What is needed
Exact reproduction of the following data is required.

Data records for software interfaces
- Opening Delimiter -

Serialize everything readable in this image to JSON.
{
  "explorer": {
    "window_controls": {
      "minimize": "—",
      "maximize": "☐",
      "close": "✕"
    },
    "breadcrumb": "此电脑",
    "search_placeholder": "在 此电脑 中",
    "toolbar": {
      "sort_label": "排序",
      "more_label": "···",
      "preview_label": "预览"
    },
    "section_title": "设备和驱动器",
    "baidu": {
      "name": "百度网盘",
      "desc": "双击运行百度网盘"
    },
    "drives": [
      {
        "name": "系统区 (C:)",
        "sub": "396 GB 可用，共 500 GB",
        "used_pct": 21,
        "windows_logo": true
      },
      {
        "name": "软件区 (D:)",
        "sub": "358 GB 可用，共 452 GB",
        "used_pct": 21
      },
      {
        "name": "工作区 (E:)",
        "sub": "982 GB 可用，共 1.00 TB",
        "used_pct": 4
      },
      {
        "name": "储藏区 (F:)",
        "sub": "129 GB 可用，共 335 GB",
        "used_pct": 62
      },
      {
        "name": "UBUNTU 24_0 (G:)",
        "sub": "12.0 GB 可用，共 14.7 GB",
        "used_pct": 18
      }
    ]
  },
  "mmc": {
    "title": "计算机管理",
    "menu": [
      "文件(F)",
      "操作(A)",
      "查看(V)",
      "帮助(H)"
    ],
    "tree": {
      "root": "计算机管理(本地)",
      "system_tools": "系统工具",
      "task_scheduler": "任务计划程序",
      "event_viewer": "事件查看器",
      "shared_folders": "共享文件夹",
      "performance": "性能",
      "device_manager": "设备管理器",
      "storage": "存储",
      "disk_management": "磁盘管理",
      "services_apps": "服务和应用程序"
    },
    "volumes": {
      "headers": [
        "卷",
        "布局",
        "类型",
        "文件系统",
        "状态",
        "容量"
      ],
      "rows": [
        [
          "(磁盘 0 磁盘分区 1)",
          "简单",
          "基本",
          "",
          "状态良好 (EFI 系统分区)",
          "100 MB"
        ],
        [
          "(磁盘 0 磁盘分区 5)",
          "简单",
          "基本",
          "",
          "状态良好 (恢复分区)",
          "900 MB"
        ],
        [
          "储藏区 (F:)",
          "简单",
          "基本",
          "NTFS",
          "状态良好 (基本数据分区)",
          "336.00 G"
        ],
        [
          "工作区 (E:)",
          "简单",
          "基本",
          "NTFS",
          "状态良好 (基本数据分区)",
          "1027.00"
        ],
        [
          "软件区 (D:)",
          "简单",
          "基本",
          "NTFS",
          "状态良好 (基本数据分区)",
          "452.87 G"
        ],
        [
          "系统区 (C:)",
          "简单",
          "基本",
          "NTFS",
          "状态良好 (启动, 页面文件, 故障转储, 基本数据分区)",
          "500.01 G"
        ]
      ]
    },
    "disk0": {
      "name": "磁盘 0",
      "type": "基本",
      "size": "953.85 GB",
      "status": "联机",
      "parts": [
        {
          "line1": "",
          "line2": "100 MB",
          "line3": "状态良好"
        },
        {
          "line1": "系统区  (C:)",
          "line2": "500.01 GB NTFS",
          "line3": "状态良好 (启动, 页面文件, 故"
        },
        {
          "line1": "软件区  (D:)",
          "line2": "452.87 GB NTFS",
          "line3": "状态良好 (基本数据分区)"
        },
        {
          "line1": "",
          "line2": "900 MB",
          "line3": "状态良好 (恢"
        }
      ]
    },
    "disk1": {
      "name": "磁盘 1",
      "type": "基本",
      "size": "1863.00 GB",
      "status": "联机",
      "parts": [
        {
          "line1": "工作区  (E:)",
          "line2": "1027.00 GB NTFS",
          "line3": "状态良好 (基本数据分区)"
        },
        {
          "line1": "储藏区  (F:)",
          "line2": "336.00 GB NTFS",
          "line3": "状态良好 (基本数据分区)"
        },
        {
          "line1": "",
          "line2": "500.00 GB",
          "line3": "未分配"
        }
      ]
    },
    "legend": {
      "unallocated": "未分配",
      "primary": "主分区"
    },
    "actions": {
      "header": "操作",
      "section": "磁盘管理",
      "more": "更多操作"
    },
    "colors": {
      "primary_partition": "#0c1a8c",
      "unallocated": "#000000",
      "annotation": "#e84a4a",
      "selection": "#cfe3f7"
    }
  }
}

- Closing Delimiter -

Answer section
Serialize everything readable in this image to JSON.
{
  "explorer": {
    "window_controls": {
      "minimize": "—",
      "maximize": "☐",
      "close": "✕"
    },
    "breadcrumb": "此电脑",
    "search_placeholder": "在 此电脑 中",
    "toolbar": {
      "sort_label": "排序",
      "more_label": "···",
      "preview_label": "预览"
    },
    "section_title": "设备和驱动器",
    "baidu": {
      "name": "百度网盘",
      "desc": "双击运行百度网盘"
    },
    "drives": [
      {
        "name": "系统区 (C:)",
        "sub": "396 GB 可用，共 500 GB",
        "used_pct": 21,
        "windows_logo": true
      },
      {
        "name": "软件区 (D:)",
        "sub": "358 GB 可用，共 452 GB",
        "used_pct": 21
      },
      {
        "name": "工作区 (E:)",
        "sub": "982 GB 可用，共 1.00 TB",
        "used_pct": 4
      },
      {
        "name": "储藏区 (F:)",
        "sub": "129 GB 可用，共 335 GB",
        "used_pct": 62
      },
      {
        "name": "UBUNTU 24_0 (G:)",
        "sub": "12.0 GB 可用，共 14.7 GB",
        "used_pct": 18
      }
    ]
  },
  "mmc": {
    "title": "计算机管理",
    "menu": [
      "文件(F)",
      "操作(A)",
      "查看(V)",
      "帮助(H)"
    ],
    "tree": {
      "root": "计算机管理(本地)",
      "system_tools": "系统工具",
      "task_scheduler": "任务计划程序",
      "event_viewer": "事件查看器",
      "shared_folders": "共享文件夹",
      "performance": "性能",
      "device_manager": "设备管理器",
      "storage": "存储",
      "disk_management": "磁盘管理",
      "services_apps": "服务和应用程序"
    },
    "volumes": {
      "headers": [
        "卷",
        "布局",
        "类型",
        "文件系统",
        "状态",
        "容量"
      ],
      "rows": [
        [
          "(磁盘 0 磁盘分区 1)",
          "简单",
          "基本",
          "",
          "状态良好 (EFI 系统分区)",
          "100 MB"
        ],
        [
          "(磁盘 0 磁盘分区 5)",
          "简单",
          "基本",
          "",
          "状态良好 (恢复分区)",
          "900 MB"
        ],
        [
          "储藏区 (F:)",
          "简单",
          "基本",
          "NTFS",
          "状态良好 (基本数据分区)",
          "336.00 G"
        ],
        [
          "工作区 (E:)",
          "简单",
          "基本",
          "NTFS",
          "状态良好 (基本数据分区)",
          "1027.00"
        ],
        [
          "软件区 (D:)",
          "简单",
          "基本",
          "NTFS",
          "状态良好 (基本数据分区)",
          "452.87 G"
        ],
        [
          "系统区 (C:)",
          "简单",
          "基本",
          "NTFS",
          "状态良好 (启动, 页面文件, 故障转储, 基本数据分区)",
          "500.01 G"
        ]
      ]
    },
    "disk0": {
      "name": "磁盘 0",
      "type": "基本",
      "size": "953.85 GB",
      "status": "联机",
      "parts": [
        {
          "line1": "",
          "line2": "100 MB",
          "line3": "状态良好"
        },
        {
          "line1": "系统区  (C:)",
          "line2": "500.01 GB NTFS",
          "line3": "状态良好 (启动, 页面文件, 故"
        },
        {
          "line1": "软件区  (D:)",
          "line2": "452.87 GB NTFS",
          "line3": "状态良好 (基本数据分区)"
        },
        {
          "line1": "",
          "line2": "900 MB",
          "line3": "状态良好 (恢"
        }
      ]
    },
    "disk1": {
      "name": "磁盘 1",
      "type": "基本",
      "size": "1863.00 GB",
      "status": "联机",
      "parts": [
        {
          "line1": "工作区  (E:)",
          "line2": "1027.00 GB NTFS",
          "line3": "状态良好 (基本数据分区)"
        },
        {
          "line1": "储藏区  (F:)",
          "line2": "336.00 GB NTFS",
          "line3": "状态良好 (基本数据分区)"
        },
        {
          "line1": "",
          "line2": "500.00 GB",
          "line3": "未分配"
        }
      ]
    },
    "legend": {
      "unallocated": "未分配",
      "primary": "主分区"
    },
    "actions": {
      "header": "操作",
      "section": "磁盘管理",
      "more": "更多操作"
    },
    "colors": {
      "primary_partition": "#0c1a8c",
      "unallocated": "#000000",
      "annotation": "#e84a4a",
      "selection": "#cfe3f7"
    }
  }
}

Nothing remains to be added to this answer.